======== GIVEN DATA ========
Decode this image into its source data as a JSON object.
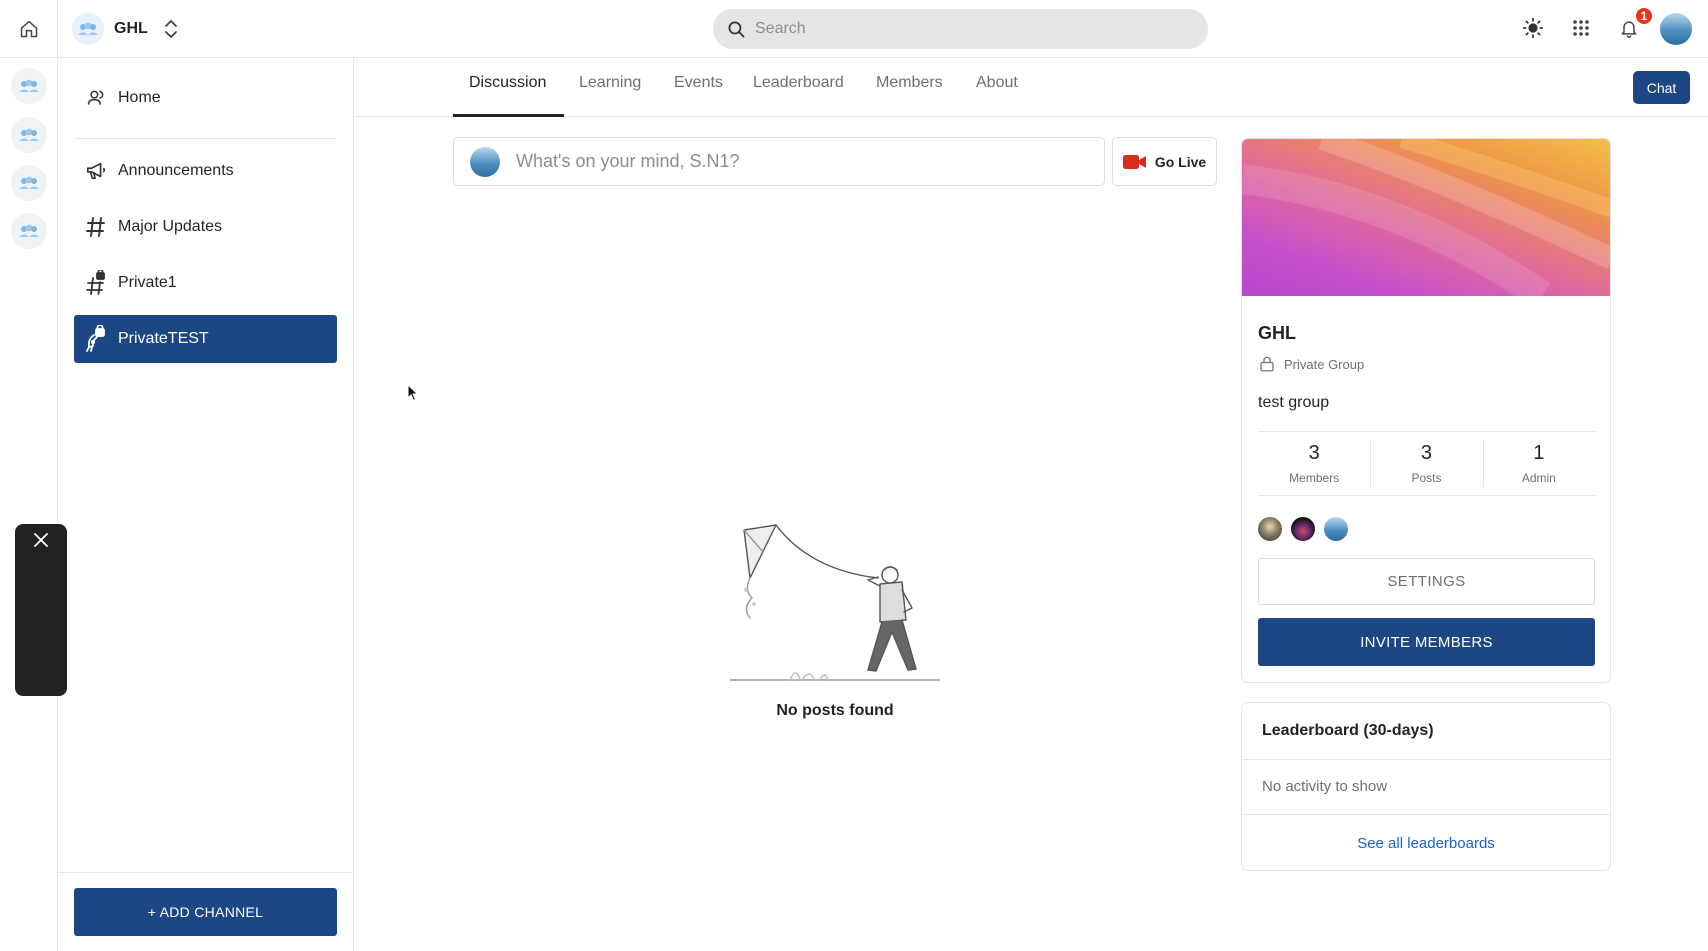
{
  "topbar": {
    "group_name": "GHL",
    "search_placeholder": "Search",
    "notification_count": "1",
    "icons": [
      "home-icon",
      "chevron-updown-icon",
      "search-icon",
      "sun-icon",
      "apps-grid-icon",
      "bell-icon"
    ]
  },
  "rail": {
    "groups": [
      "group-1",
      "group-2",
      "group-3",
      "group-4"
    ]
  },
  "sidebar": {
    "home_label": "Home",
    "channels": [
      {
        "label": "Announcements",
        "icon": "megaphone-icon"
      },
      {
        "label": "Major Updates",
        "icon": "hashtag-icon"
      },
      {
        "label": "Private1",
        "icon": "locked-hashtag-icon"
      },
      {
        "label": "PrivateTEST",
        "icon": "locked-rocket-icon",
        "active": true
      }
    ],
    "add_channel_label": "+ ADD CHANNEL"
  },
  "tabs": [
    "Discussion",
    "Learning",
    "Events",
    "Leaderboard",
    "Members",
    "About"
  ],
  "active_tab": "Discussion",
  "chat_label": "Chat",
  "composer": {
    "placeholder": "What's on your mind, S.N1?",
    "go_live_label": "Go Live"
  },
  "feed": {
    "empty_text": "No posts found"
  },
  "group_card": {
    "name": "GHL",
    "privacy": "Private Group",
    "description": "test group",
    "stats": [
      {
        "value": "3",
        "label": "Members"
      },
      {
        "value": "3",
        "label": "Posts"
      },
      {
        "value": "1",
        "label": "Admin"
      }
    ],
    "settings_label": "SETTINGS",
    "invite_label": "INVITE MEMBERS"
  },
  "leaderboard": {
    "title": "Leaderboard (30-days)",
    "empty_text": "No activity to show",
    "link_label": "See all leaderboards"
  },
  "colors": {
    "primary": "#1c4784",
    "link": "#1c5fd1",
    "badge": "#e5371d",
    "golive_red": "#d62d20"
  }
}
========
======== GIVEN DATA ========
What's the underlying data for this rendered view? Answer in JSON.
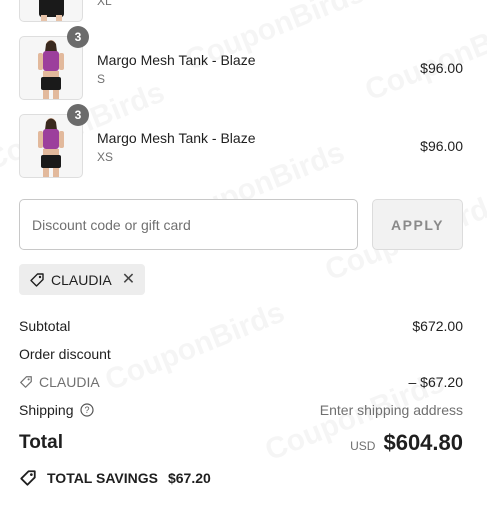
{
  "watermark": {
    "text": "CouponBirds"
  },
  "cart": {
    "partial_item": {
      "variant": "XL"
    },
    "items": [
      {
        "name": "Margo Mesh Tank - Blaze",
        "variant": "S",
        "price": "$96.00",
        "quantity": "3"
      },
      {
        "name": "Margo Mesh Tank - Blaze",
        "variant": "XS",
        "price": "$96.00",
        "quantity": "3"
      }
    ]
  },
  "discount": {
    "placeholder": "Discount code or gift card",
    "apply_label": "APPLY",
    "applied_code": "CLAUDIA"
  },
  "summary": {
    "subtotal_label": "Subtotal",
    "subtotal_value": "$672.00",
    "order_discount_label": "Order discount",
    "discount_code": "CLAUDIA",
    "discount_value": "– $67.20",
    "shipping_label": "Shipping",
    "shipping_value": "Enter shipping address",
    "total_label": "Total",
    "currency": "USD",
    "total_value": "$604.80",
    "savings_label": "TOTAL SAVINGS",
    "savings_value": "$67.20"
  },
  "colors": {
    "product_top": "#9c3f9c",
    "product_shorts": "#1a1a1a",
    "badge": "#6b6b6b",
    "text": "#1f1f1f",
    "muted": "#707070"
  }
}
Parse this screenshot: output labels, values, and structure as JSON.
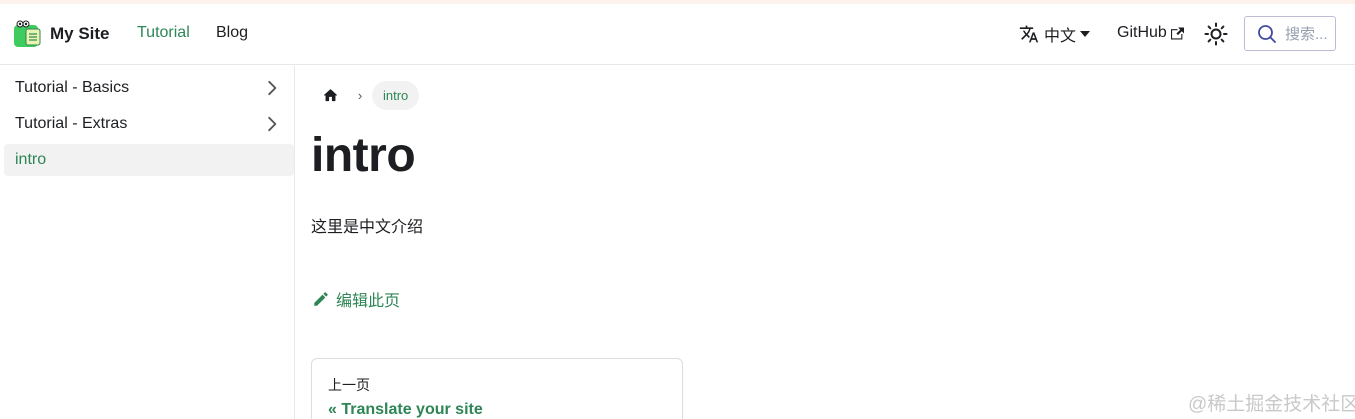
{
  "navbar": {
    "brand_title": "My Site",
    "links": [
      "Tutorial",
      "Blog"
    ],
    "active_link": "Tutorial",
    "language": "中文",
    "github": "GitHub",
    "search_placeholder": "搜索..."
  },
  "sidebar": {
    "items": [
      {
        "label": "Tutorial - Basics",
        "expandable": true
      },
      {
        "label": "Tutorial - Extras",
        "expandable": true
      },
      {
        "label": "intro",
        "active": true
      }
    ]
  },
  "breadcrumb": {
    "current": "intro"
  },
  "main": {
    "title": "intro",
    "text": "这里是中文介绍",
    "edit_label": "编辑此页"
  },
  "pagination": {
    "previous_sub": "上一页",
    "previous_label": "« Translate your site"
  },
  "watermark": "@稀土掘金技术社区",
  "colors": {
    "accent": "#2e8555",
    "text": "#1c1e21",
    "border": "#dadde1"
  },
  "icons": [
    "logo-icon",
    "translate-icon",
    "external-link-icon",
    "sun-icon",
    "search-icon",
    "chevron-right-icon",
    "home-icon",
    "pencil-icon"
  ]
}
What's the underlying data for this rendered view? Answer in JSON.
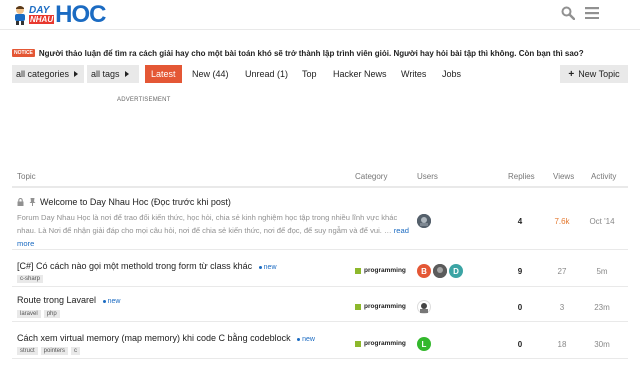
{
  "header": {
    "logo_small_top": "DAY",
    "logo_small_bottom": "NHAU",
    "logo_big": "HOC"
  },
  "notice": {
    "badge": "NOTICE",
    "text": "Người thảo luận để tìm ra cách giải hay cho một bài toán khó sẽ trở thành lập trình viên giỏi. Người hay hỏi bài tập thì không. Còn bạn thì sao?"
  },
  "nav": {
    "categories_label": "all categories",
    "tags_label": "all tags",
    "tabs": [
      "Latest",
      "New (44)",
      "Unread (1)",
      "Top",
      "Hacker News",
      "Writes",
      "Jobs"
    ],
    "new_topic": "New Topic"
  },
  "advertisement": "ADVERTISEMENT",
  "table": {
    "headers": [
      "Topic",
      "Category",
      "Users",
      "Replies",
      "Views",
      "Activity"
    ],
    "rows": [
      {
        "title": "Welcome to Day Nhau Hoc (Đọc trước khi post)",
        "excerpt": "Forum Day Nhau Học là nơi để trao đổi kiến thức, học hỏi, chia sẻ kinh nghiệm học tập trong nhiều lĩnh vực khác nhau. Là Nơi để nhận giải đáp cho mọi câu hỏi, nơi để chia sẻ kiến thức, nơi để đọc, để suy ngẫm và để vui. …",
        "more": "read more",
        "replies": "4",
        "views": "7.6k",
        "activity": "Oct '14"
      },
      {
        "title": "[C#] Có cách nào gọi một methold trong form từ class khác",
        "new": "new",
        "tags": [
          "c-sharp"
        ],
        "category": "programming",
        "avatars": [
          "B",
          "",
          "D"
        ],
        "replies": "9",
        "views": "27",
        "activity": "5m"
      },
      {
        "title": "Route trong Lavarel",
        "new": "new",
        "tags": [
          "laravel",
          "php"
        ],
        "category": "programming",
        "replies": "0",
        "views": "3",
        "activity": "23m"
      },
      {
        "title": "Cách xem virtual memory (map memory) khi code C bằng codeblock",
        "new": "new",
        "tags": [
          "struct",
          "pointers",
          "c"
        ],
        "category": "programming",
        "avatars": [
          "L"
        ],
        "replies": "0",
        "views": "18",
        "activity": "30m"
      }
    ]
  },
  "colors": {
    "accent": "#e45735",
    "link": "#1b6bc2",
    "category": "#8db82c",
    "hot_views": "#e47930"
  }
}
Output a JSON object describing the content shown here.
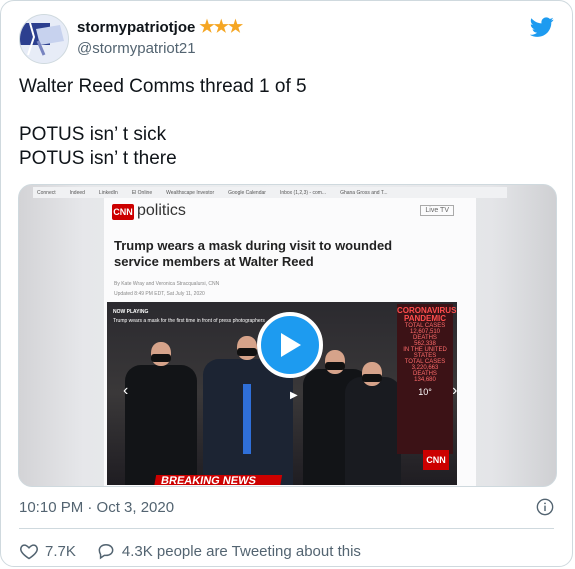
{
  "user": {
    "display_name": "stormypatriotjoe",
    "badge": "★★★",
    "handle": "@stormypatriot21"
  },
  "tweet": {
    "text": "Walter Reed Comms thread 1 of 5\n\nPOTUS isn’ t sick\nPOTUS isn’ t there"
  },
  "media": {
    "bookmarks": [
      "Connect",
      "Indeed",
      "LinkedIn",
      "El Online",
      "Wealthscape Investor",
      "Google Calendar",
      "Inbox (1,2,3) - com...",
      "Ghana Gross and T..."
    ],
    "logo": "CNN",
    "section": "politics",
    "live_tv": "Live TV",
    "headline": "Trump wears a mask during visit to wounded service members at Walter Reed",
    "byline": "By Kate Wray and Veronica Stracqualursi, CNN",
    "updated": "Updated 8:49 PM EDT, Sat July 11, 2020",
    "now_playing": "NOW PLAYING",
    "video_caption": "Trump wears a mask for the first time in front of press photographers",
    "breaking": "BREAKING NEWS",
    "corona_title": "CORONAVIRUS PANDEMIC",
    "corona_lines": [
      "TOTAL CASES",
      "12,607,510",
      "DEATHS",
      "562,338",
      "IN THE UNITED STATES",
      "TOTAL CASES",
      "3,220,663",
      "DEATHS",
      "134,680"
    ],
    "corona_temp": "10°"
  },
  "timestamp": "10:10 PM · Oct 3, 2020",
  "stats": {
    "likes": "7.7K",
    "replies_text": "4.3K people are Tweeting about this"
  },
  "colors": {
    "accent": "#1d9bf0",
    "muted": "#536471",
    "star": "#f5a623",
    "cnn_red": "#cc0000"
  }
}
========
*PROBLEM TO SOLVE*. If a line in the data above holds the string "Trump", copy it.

*EXERCISE RESULT*.
    "headline": "Trump wears a mask during visit to wounded service members at Walter Reed",
    "video_caption": "Trump wears a mask for the first time in front of press photographers",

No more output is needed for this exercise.